The class was mostly made up of online modules, video lectures and quizzes, but occasionally would consist of an in-person lecture or maybe (if anyone was feeling particularly fun) an in-class activity. But overall, the class gave me no insight about Villanova Engineering and barely anything about future careers in the engineering field, especially unconventional engineering careers.

I left the School of Engineering after the spring semester and am now in the College of Liberal Arts and Sciences.

My awakening came when I attended my first session of Math and Stat Communities, the CLAS version of a major’s career development class. It was held in a small classroom in Vasey Hall, and all of the chairs had little wheels on them so we could move them into a circular formation and actually see everyone’s faces, not just the professor’s. After the professor covered the short syllabus, he pulled out a tray of brownies that he cooked for us at home and handed them out to everyone. He then proceeded to play his guitar and sing us a welcome song as we ate.

It was nothing short of amazing and exceeded all of my expectations.

I am not writing this only to praise him for the delicious brownies or the beautiful melody. The class itself is structured much differently from the “comparable” career development course back over in Engineering. This class is scheduled to have guest lecturers, student panels and alumni panels all throughout the semester, each sharing about different topics within the world of Mathematics and Statistics, or simply to answer our questions. One of our main objectives in the course is to plan out our academic path as we continue through our time at Villanova.

These are all things that are actually helpful as I  figure out what I want to do with my life and learn to pursue it at this wonderful institution.

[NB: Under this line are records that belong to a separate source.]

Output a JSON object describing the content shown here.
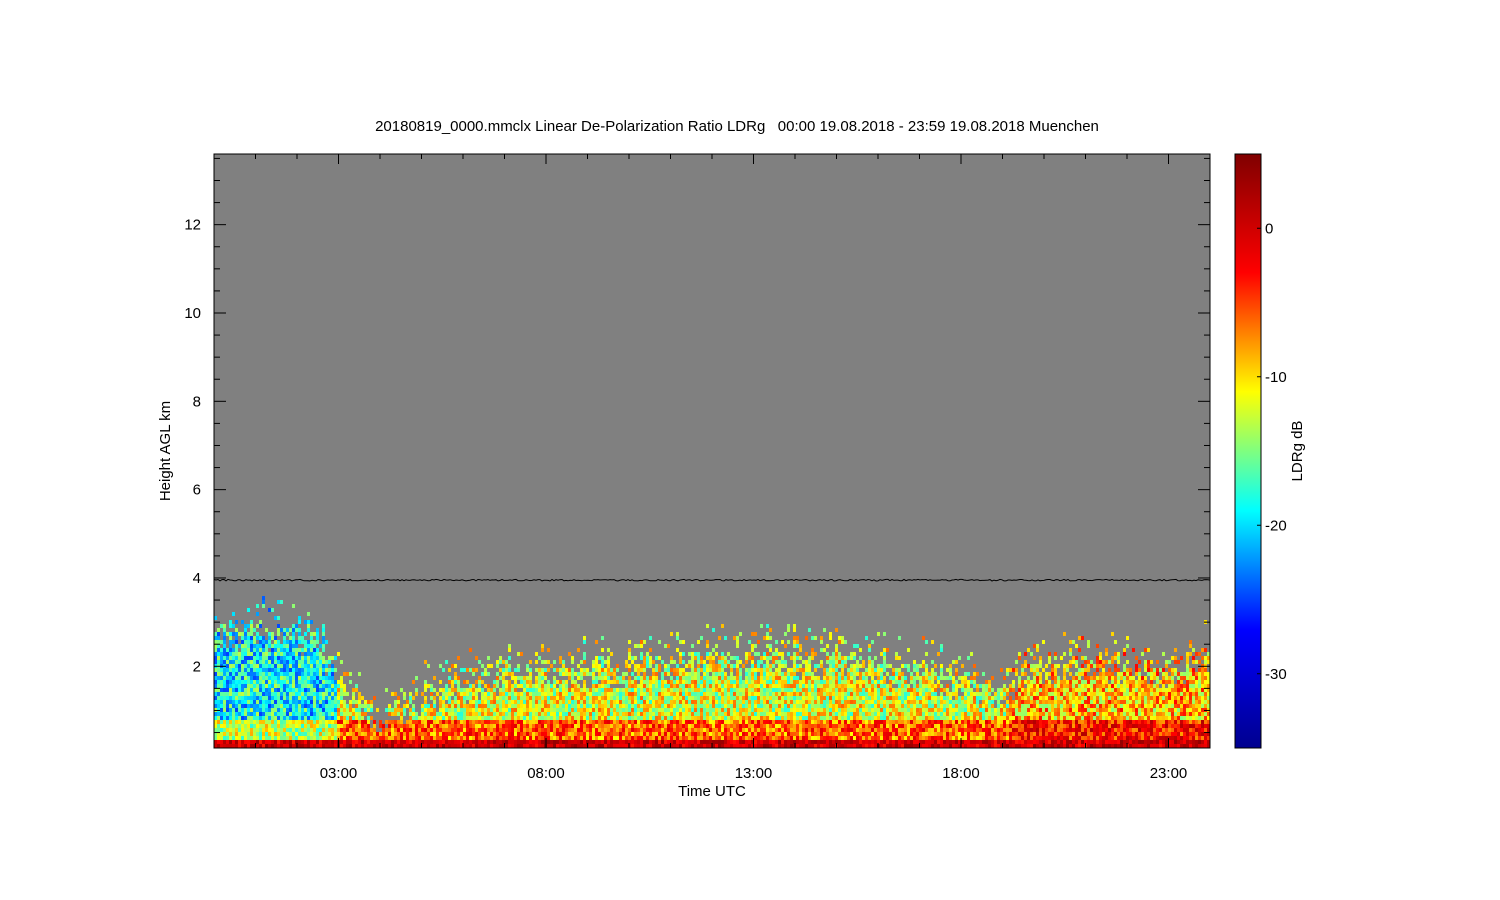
{
  "chart_data": {
    "type": "heatmap",
    "title": "20180819_0000.mmclx Linear De-Polarization Ratio LDRg   00:00 19.08.2018 - 23:59 19.08.2018 Muenchen",
    "xlabel": "Time UTC",
    "ylabel": "Height AGL km",
    "colorbar_label": "LDRg dB",
    "x_unit": "hours UTC",
    "xlim": [
      0,
      24
    ],
    "ylim": [
      0.15,
      13.6
    ],
    "x_ticks": [
      {
        "value": 3,
        "label": "03:00"
      },
      {
        "value": 8,
        "label": "08:00"
      },
      {
        "value": 13,
        "label": "13:00"
      },
      {
        "value": 18,
        "label": "18:00"
      },
      {
        "value": 23,
        "label": "23:00"
      }
    ],
    "y_ticks": [
      {
        "value": 2,
        "label": "2"
      },
      {
        "value": 4,
        "label": "4"
      },
      {
        "value": 6,
        "label": "6"
      },
      {
        "value": 8,
        "label": "8"
      },
      {
        "value": 10,
        "label": "10"
      },
      {
        "value": 12,
        "label": "12"
      }
    ],
    "colorbar_range": [
      -35,
      5
    ],
    "colorbar_ticks": [
      {
        "value": 0,
        "label": "0"
      },
      {
        "value": -10,
        "label": "-10"
      },
      {
        "value": -20,
        "label": "-20"
      },
      {
        "value": -30,
        "label": "-30"
      }
    ],
    "background_color": "#808080",
    "colormap": [
      "#00008f",
      "#0000ff",
      "#00ffff",
      "#ffff00",
      "#ff0000",
      "#800000"
    ],
    "reference_line": {
      "height_km": 3.95,
      "color": "#000000"
    },
    "echo_top_km": [
      {
        "t": 0,
        "top": 3.0
      },
      {
        "t": 1,
        "top": 3.0
      },
      {
        "t": 2.4,
        "top": 2.95
      },
      {
        "t": 3.0,
        "top": 1.8
      },
      {
        "t": 3.6,
        "top": 1.2
      },
      {
        "t": 4.2,
        "top": 1.1
      },
      {
        "t": 5.0,
        "top": 1.5
      },
      {
        "t": 6.0,
        "top": 1.8
      },
      {
        "t": 7.0,
        "top": 2.0
      },
      {
        "t": 9.0,
        "top": 2.1
      },
      {
        "t": 11.0,
        "top": 2.3
      },
      {
        "t": 13.0,
        "top": 2.4
      },
      {
        "t": 15.0,
        "top": 2.4
      },
      {
        "t": 16.5,
        "top": 2.2
      },
      {
        "t": 18.0,
        "top": 1.9
      },
      {
        "t": 19.0,
        "top": 1.6
      },
      {
        "t": 19.5,
        "top": 2.2
      },
      {
        "t": 21.0,
        "top": 2.3
      },
      {
        "t": 23.0,
        "top": 2.1
      },
      {
        "t": 24.0,
        "top": 2.6
      }
    ],
    "regimes": [
      {
        "t_start": 0,
        "t_end": 2.9,
        "ldr_db_typical": -19
      },
      {
        "t_start": 2.9,
        "t_end": 19.1,
        "ldr_db_typical": -12
      },
      {
        "t_start": 19.1,
        "t_end": 24,
        "ldr_db_typical": -9
      }
    ],
    "surface_layer": {
      "top_km": 0.35,
      "ldr_db_typical": 0
    }
  }
}
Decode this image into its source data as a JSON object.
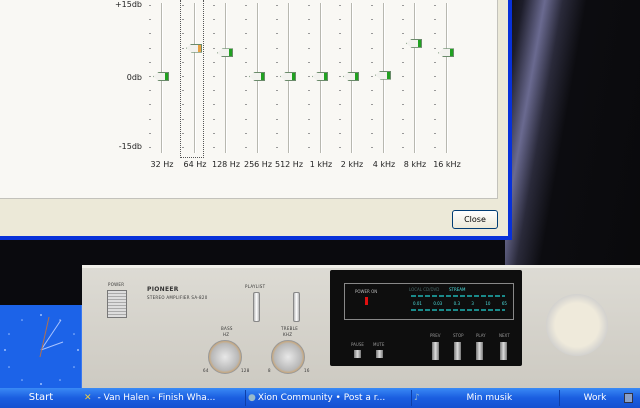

I realized that the best path for me to reach my end goal would not be slogging through the rigid curriculum of Civil Engineering. I never truly understood the “value of the Liberal Arts education,” as everyone claims, until I realized that CLAS gives students the freedom to be themselves: an entire person with many interests, talents and passions that do not always perfectly fit under a single umbrella.

I do not mean to diminish the School of Engineering’s renown or the success of its graduates. I simply have noticed that it is surprisingly traditional for an engineering school, which is something that I was not expecting from such a unique institution as Villanova. While I understand that many students’ choices are limited due to strict accreditation requirements, I believe that the School of Engineering can still make a student feel important by incorporating some sort of program, project or discussion into the curriculum where students are able to make their own decisions about their education and learn about their path within the school. I feel that these changes would help foster the belief in the value of interdisciplinary study throughout all of Villanova, not just some of its colleges. I am glad that CLAS values this holistic approach and is a place where the entire self may be recognized, explored and fostered.

And the brownies were also really good.